                evhttp_send_reply(req, HTTP_BADMETHOD, "", nullptr);

    // add the callbacks
    evhttp_set_bevcb(https, initializeConnectionSSL, ctx);
    evhttp_set_gencb(https, requestHandler, nullptr);
    auto https_handle = evhttp_bind_socket_with_handle(https, "", 443);


    if (event_dispatch() == -1) {
        std::cerr << "Failed to run message loop." << std::endl;
        return EXIT_FAILURE;

    return 0;

Should you strive for 100? Maybe not. Should you even have SSL termination in your C(++) apps?  Maybe not (terminate with something like nginx and you can take advantage of all of the modules available, including compression, rate limiting, easy resource ACLs, etc). But it is a tool at your disposal if the situation is appropriate.
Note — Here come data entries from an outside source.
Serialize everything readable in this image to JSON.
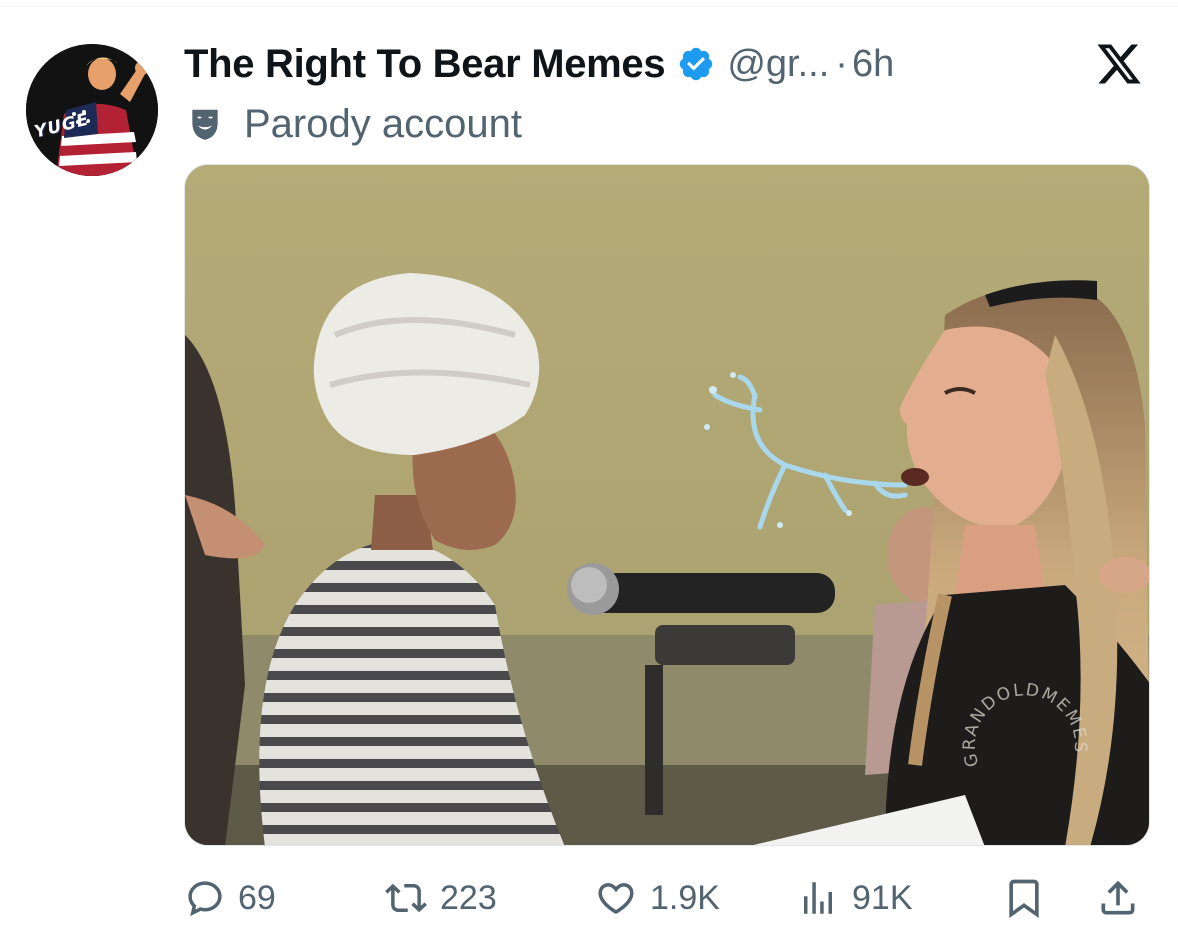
{
  "tweet": {
    "author": {
      "display_name": "The Right To Bear Memes",
      "handle": "@gr...",
      "separator": "·",
      "time": "6h",
      "avatar_text": "YUGE",
      "verified_icon": "verified-badge-icon"
    },
    "parody_label": "Parody account",
    "media": {
      "watermark_text": "GRANDOLDMEMES ©"
    },
    "actions": {
      "replies": "69",
      "reposts": "223",
      "likes": "1.9K",
      "views": "91K"
    }
  },
  "icons": {
    "reply": "reply-icon",
    "repost": "repost-icon",
    "like": "heart-icon",
    "views": "views-icon",
    "bookmark": "bookmark-icon",
    "share": "share-icon",
    "close": "x-logo-icon",
    "parody": "parody-mask-icon"
  },
  "colors": {
    "text_primary": "#0f1419",
    "text_secondary": "#536471",
    "verified_blue": "#1d9bf0"
  }
}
And of course the above is quickly hacked together, non-production ready sample code (with some small changes it can be made more scalable, achieving enormous performance levels on commodity servers), so use at your own risk.

Just another fun exercise. The lightweight version of this page can be found at, per “Hanging Chads / New Projects / AMPlified“.

Note that this is not the promised “Adding Secure, Authenticated HTTPS Interop to a C(++) Project” piece that is still in work.  That undertaking is more involved with secure authentication and authorization, custom certificate authorities, and client certificates.